Telling your children about a new baby can make the big change easier.

How to Announce a Baby Boy or Girl to Siblings

by Sara Ipatenco

You might be bursting with excitement over the impending arrival of your next child, but your older children may not be so enthusiastic. Don't worry; sibling envy is quite common, even before your new little one is born. After all, the new baby is getting a lot of attention before even making its entrance. Preparing your children for the arrival of this new bundle of joy makes the transition easier for everyone.

Decide when it's appropriate to tell your children. If you have a toddler, he might not understand about the new baby until your belly grows to the point where he can't sit on your lap anymore. Preschoolers might understand a bit sooner, but it won't seem real to them until you are at least "showing."

Gather your children together. Eliminate any distractions, such as the television, computer or toys, so that they are able to give you their full attention. Tell the children that your family will be welcoming a new baby soon. Toddlers can't grasp the concept of months, so tell them that the baby will arrive when it's cold outside, when the flowers are blooming, when it's hot enough to go swimming or when the leaves begin to fall from the trees.

Reassure your children that they are still important members of the family. When a new baby is on the way, many children worry that that parents will love the new baby more. Spend one-on-one time with each of your kids so they still feel like they're an important part of your life. Refer to your children as "big sister" or "big brother" to elevate their new role in the family as something to be celebrated.

Make the news more tangible. Show your children your ultrasound pictures and point out the baby's visible body parts. Show your children their own baby pictures and talk about what newborn babies do, such as sleep a lot and cry sometimes. Read picture books about kids who have a new sibling. Try "Hi, New Baby!" by Robie H. Harris. A journal type of book may be of interest to some children. "There's a Brand-New Baby at Our House and...I'm the Big Sister!" by Susan Ligon is a fill-in-and-keep book that you and your older children can complete together. It leaves room for your child to draw pictures and for you to fill in the blanks with your child's answers about his new brother or sister.
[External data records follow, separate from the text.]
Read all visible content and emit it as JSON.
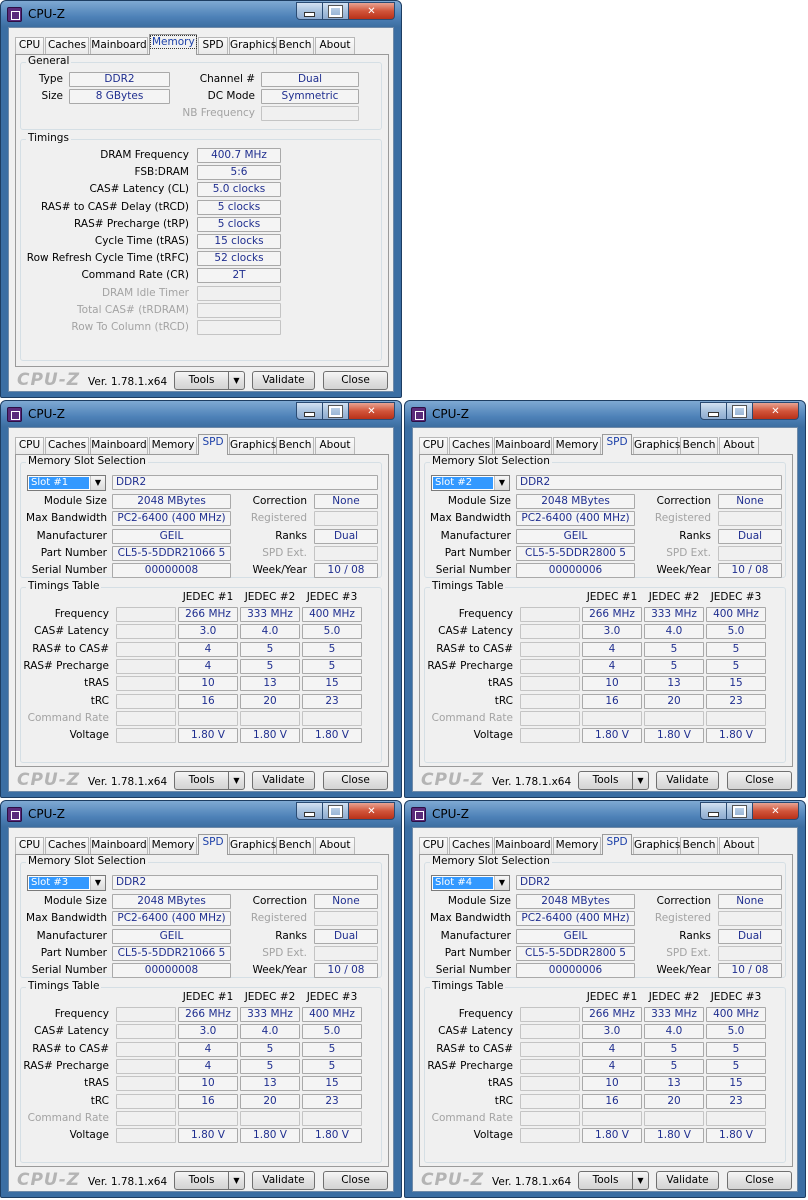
{
  "windows": [
    {
      "title": "CPU-Z",
      "tabs": [
        {
          "label": "CPU"
        },
        {
          "label": "Caches"
        },
        {
          "label": "Mainboard"
        },
        {
          "label": "Memory"
        },
        {
          "label": "SPD"
        },
        {
          "label": "Graphics"
        },
        {
          "label": "Bench"
        },
        {
          "label": "About"
        }
      ],
      "active_tab": "Memory",
      "memory": {
        "general_title": "General",
        "type_label": "Type",
        "type_value": "DDR2",
        "size_label": "Size",
        "size_value": "8 GBytes",
        "channel_label": "Channel #",
        "channel_value": "Dual",
        "dcmode_label": "DC Mode",
        "dcmode_value": "Symmetric",
        "nbfreq_label": "NB Frequency",
        "nbfreq_value": "",
        "timings_title": "Timings",
        "timings": [
          {
            "label": "DRAM Frequency",
            "value": "400.7 MHz",
            "disabled": false
          },
          {
            "label": "FSB:DRAM",
            "value": "5:6",
            "disabled": false
          },
          {
            "label": "CAS# Latency (CL)",
            "value": "5.0 clocks",
            "disabled": false
          },
          {
            "label": "RAS# to CAS# Delay (tRCD)",
            "value": "5 clocks",
            "disabled": false
          },
          {
            "label": "RAS# Precharge (tRP)",
            "value": "5 clocks",
            "disabled": false
          },
          {
            "label": "Cycle Time (tRAS)",
            "value": "15 clocks",
            "disabled": false
          },
          {
            "label": "Row Refresh Cycle Time (tRFC)",
            "value": "52 clocks",
            "disabled": false
          },
          {
            "label": "Command Rate (CR)",
            "value": "2T",
            "disabled": false
          },
          {
            "label": "DRAM Idle Timer",
            "value": "",
            "disabled": true
          },
          {
            "label": "Total CAS# (tRDRAM)",
            "value": "",
            "disabled": true
          },
          {
            "label": "Row To Column (tRCD)",
            "value": "",
            "disabled": true
          }
        ]
      },
      "footer": {
        "logo": "CPU-Z",
        "version": "Ver. 1.78.1.x64",
        "tools": "Tools",
        "tools_arrow": "▼",
        "validate": "Validate",
        "close": "Close"
      }
    },
    {
      "title": "CPU-Z",
      "tabs": [
        {
          "label": "CPU"
        },
        {
          "label": "Caches"
        },
        {
          "label": "Mainboard"
        },
        {
          "label": "Memory"
        },
        {
          "label": "SPD"
        },
        {
          "label": "Graphics"
        },
        {
          "label": "Bench"
        },
        {
          "label": "About"
        }
      ],
      "active_tab": "SPD",
      "spd": {
        "slot_group_title": "Memory Slot Selection",
        "slot": "Slot #1",
        "mem_type": "DDR2",
        "module_size_label": "Module Size",
        "module_size": "2048 MBytes",
        "max_bw_label": "Max Bandwidth",
        "max_bw": "PC2-6400 (400 MHz)",
        "manufacturer_label": "Manufacturer",
        "manufacturer": "GEIL",
        "part_label": "Part Number",
        "part": "CL5-5-5DDR21066 5",
        "serial_label": "Serial Number",
        "serial": "00000008",
        "correction_label": "Correction",
        "correction": "None",
        "registered_label": "Registered",
        "registered": "",
        "ranks_label": "Ranks",
        "ranks": "Dual",
        "spdext_label": "SPD Ext.",
        "spdext": "",
        "week_label": "Week/Year",
        "week": "10 / 08",
        "timings_title": "Timings Table",
        "columns": [
          "JEDEC #1",
          "JEDEC #2",
          "JEDEC #3"
        ],
        "rows": [
          {
            "label": "Frequency",
            "values": [
              "266 MHz",
              "333 MHz",
              "400 MHz"
            ],
            "disabled": false
          },
          {
            "label": "CAS# Latency",
            "values": [
              "3.0",
              "4.0",
              "5.0"
            ],
            "disabled": false
          },
          {
            "label": "RAS# to CAS#",
            "values": [
              "4",
              "5",
              "5"
            ],
            "disabled": false
          },
          {
            "label": "RAS# Precharge",
            "values": [
              "4",
              "5",
              "5"
            ],
            "disabled": false
          },
          {
            "label": "tRAS",
            "values": [
              "10",
              "13",
              "15"
            ],
            "disabled": false
          },
          {
            "label": "tRC",
            "values": [
              "16",
              "20",
              "23"
            ],
            "disabled": false
          },
          {
            "label": "Command Rate",
            "values": [
              "",
              "",
              ""
            ],
            "disabled": true
          },
          {
            "label": "Voltage",
            "values": [
              "1.80 V",
              "1.80 V",
              "1.80 V"
            ],
            "disabled": false
          }
        ]
      },
      "footer": {
        "logo": "CPU-Z",
        "version": "Ver. 1.78.1.x64",
        "tools": "Tools",
        "tools_arrow": "▼",
        "validate": "Validate",
        "close": "Close"
      }
    },
    {
      "title": "CPU-Z",
      "tabs": [
        {
          "label": "CPU"
        },
        {
          "label": "Caches"
        },
        {
          "label": "Mainboard"
        },
        {
          "label": "Memory"
        },
        {
          "label": "SPD"
        },
        {
          "label": "Graphics"
        },
        {
          "label": "Bench"
        },
        {
          "label": "About"
        }
      ],
      "active_tab": "SPD",
      "spd": {
        "slot_group_title": "Memory Slot Selection",
        "slot": "Slot #2",
        "mem_type": "DDR2",
        "module_size_label": "Module Size",
        "module_size": "2048 MBytes",
        "max_bw_label": "Max Bandwidth",
        "max_bw": "PC2-6400 (400 MHz)",
        "manufacturer_label": "Manufacturer",
        "manufacturer": "GEIL",
        "part_label": "Part Number",
        "part": "CL5-5-5DDR2800 5",
        "serial_label": "Serial Number",
        "serial": "00000006",
        "correction_label": "Correction",
        "correction": "None",
        "registered_label": "Registered",
        "registered": "",
        "ranks_label": "Ranks",
        "ranks": "Dual",
        "spdext_label": "SPD Ext.",
        "spdext": "",
        "week_label": "Week/Year",
        "week": "10 / 08",
        "timings_title": "Timings Table",
        "columns": [
          "JEDEC #1",
          "JEDEC #2",
          "JEDEC #3"
        ],
        "rows": [
          {
            "label": "Frequency",
            "values": [
              "266 MHz",
              "333 MHz",
              "400 MHz"
            ],
            "disabled": false
          },
          {
            "label": "CAS# Latency",
            "values": [
              "3.0",
              "4.0",
              "5.0"
            ],
            "disabled": false
          },
          {
            "label": "RAS# to CAS#",
            "values": [
              "4",
              "5",
              "5"
            ],
            "disabled": false
          },
          {
            "label": "RAS# Precharge",
            "values": [
              "4",
              "5",
              "5"
            ],
            "disabled": false
          },
          {
            "label": "tRAS",
            "values": [
              "10",
              "13",
              "15"
            ],
            "disabled": false
          },
          {
            "label": "tRC",
            "values": [
              "16",
              "20",
              "23"
            ],
            "disabled": false
          },
          {
            "label": "Command Rate",
            "values": [
              "",
              "",
              ""
            ],
            "disabled": true
          },
          {
            "label": "Voltage",
            "values": [
              "1.80 V",
              "1.80 V",
              "1.80 V"
            ],
            "disabled": false
          }
        ]
      },
      "footer": {
        "logo": "CPU-Z",
        "version": "Ver. 1.78.1.x64",
        "tools": "Tools",
        "tools_arrow": "▼",
        "validate": "Validate",
        "close": "Close"
      }
    },
    {
      "title": "CPU-Z",
      "tabs": [
        {
          "label": "CPU"
        },
        {
          "label": "Caches"
        },
        {
          "label": "Mainboard"
        },
        {
          "label": "Memory"
        },
        {
          "label": "SPD"
        },
        {
          "label": "Graphics"
        },
        {
          "label": "Bench"
        },
        {
          "label": "About"
        }
      ],
      "active_tab": "SPD",
      "spd": {
        "slot_group_title": "Memory Slot Selection",
        "slot": "Slot #3",
        "mem_type": "DDR2",
        "module_size_label": "Module Size",
        "module_size": "2048 MBytes",
        "max_bw_label": "Max Bandwidth",
        "max_bw": "PC2-6400 (400 MHz)",
        "manufacturer_label": "Manufacturer",
        "manufacturer": "GEIL",
        "part_label": "Part Number",
        "part": "CL5-5-5DDR21066 5",
        "serial_label": "Serial Number",
        "serial": "00000008",
        "correction_label": "Correction",
        "correction": "None",
        "registered_label": "Registered",
        "registered": "",
        "ranks_label": "Ranks",
        "ranks": "Dual",
        "spdext_label": "SPD Ext.",
        "spdext": "",
        "week_label": "Week/Year",
        "week": "10 / 08",
        "timings_title": "Timings Table",
        "columns": [
          "JEDEC #1",
          "JEDEC #2",
          "JEDEC #3"
        ],
        "rows": [
          {
            "label": "Frequency",
            "values": [
              "266 MHz",
              "333 MHz",
              "400 MHz"
            ],
            "disabled": false
          },
          {
            "label": "CAS# Latency",
            "values": [
              "3.0",
              "4.0",
              "5.0"
            ],
            "disabled": false
          },
          {
            "label": "RAS# to CAS#",
            "values": [
              "4",
              "5",
              "5"
            ],
            "disabled": false
          },
          {
            "label": "RAS# Precharge",
            "values": [
              "4",
              "5",
              "5"
            ],
            "disabled": false
          },
          {
            "label": "tRAS",
            "values": [
              "10",
              "13",
              "15"
            ],
            "disabled": false
          },
          {
            "label": "tRC",
            "values": [
              "16",
              "20",
              "23"
            ],
            "disabled": false
          },
          {
            "label": "Command Rate",
            "values": [
              "",
              "",
              ""
            ],
            "disabled": true
          },
          {
            "label": "Voltage",
            "values": [
              "1.80 V",
              "1.80 V",
              "1.80 V"
            ],
            "disabled": false
          }
        ]
      },
      "footer": {
        "logo": "CPU-Z",
        "version": "Ver. 1.78.1.x64",
        "tools": "Tools",
        "tools_arrow": "▼",
        "validate": "Validate",
        "close": "Close"
      }
    },
    {
      "title": "CPU-Z",
      "tabs": [
        {
          "label": "CPU"
        },
        {
          "label": "Caches"
        },
        {
          "label": "Mainboard"
        },
        {
          "label": "Memory"
        },
        {
          "label": "SPD"
        },
        {
          "label": "Graphics"
        },
        {
          "label": "Bench"
        },
        {
          "label": "About"
        }
      ],
      "active_tab": "SPD",
      "spd": {
        "slot_group_title": "Memory Slot Selection",
        "slot": "Slot #4",
        "mem_type": "DDR2",
        "module_size_label": "Module Size",
        "module_size": "2048 MBytes",
        "max_bw_label": "Max Bandwidth",
        "max_bw": "PC2-6400 (400 MHz)",
        "manufacturer_label": "Manufacturer",
        "manufacturer": "GEIL",
        "part_label": "Part Number",
        "part": "CL5-5-5DDR2800 5",
        "serial_label": "Serial Number",
        "serial": "00000006",
        "correction_label": "Correction",
        "correction": "None",
        "registered_label": "Registered",
        "registered": "",
        "ranks_label": "Ranks",
        "ranks": "Dual",
        "spdext_label": "SPD Ext.",
        "spdext": "",
        "week_label": "Week/Year",
        "week": "10 / 08",
        "timings_title": "Timings Table",
        "columns": [
          "JEDEC #1",
          "JEDEC #2",
          "JEDEC #3"
        ],
        "rows": [
          {
            "label": "Frequency",
            "values": [
              "266 MHz",
              "333 MHz",
              "400 MHz"
            ],
            "disabled": false
          },
          {
            "label": "CAS# Latency",
            "values": [
              "3.0",
              "4.0",
              "5.0"
            ],
            "disabled": false
          },
          {
            "label": "RAS# to CAS#",
            "values": [
              "4",
              "5",
              "5"
            ],
            "disabled": false
          },
          {
            "label": "RAS# Precharge",
            "values": [
              "4",
              "5",
              "5"
            ],
            "disabled": false
          },
          {
            "label": "tRAS",
            "values": [
              "10",
              "13",
              "15"
            ],
            "disabled": false
          },
          {
            "label": "tRC",
            "values": [
              "16",
              "20",
              "23"
            ],
            "disabled": false
          },
          {
            "label": "Command Rate",
            "values": [
              "",
              "",
              ""
            ],
            "disabled": true
          },
          {
            "label": "Voltage",
            "values": [
              "1.80 V",
              "1.80 V",
              "1.80 V"
            ],
            "disabled": false
          }
        ]
      },
      "footer": {
        "logo": "CPU-Z",
        "version": "Ver. 1.78.1.x64",
        "tools": "Tools",
        "tools_arrow": "▼",
        "validate": "Validate",
        "close": "Close"
      }
    }
  ]
}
Let your children participate in planning for the new baby. Have them pick out a few new outfits or new bedding for the crib. Ask them to help you pack your hospital bag with items for the new baby. Write down your children's suggestions for baby names, too. Make your children feel important, and they'll be more likely to get excited about the new arrival.

Answer your children's questions honestly, but age-appropriately. For example, toddlers and preschoolers shouldn't hear a graphic explanation of where babies come from, but telling them the baby grows in your uterus is an acceptable way to answer that much-dreaded question.

Bake a special treat to announce the gender of the new baby as an entertaining way to build excitement for the big change. Mix up a batch of yellow cupcakes. If you're having a boy, tint the batter with blue food coloring. If you're having a girl, dye the batter with pink food coloring. If you want your children to be surprised when they bite into their treat, frost the cupcakes with white frosting, completely covering the edges so the color of the cupcake doesn't peek through. Or you could simply choose blue or pink icing to announce the gender and simultaneously have a "new baby" party with your kids. They'll appreciate the effort and the sweet treats.


  • Hi, New Baby!; Robie H. Harris
  • There's a Brand-New Baby at Our House and...I'm the Big Sister!; Susan Ligon

About the Author

Sara Ipatenco has taught writing, health and nutrition. She started writing in 2007 and has been published in Teaching Tolerance magazine. Ipatenco holds a bachelor's degree and a master's degree in education, both from the University of Denver.

Photo Credits

  • Digital Vision./Digital Vision/Getty Images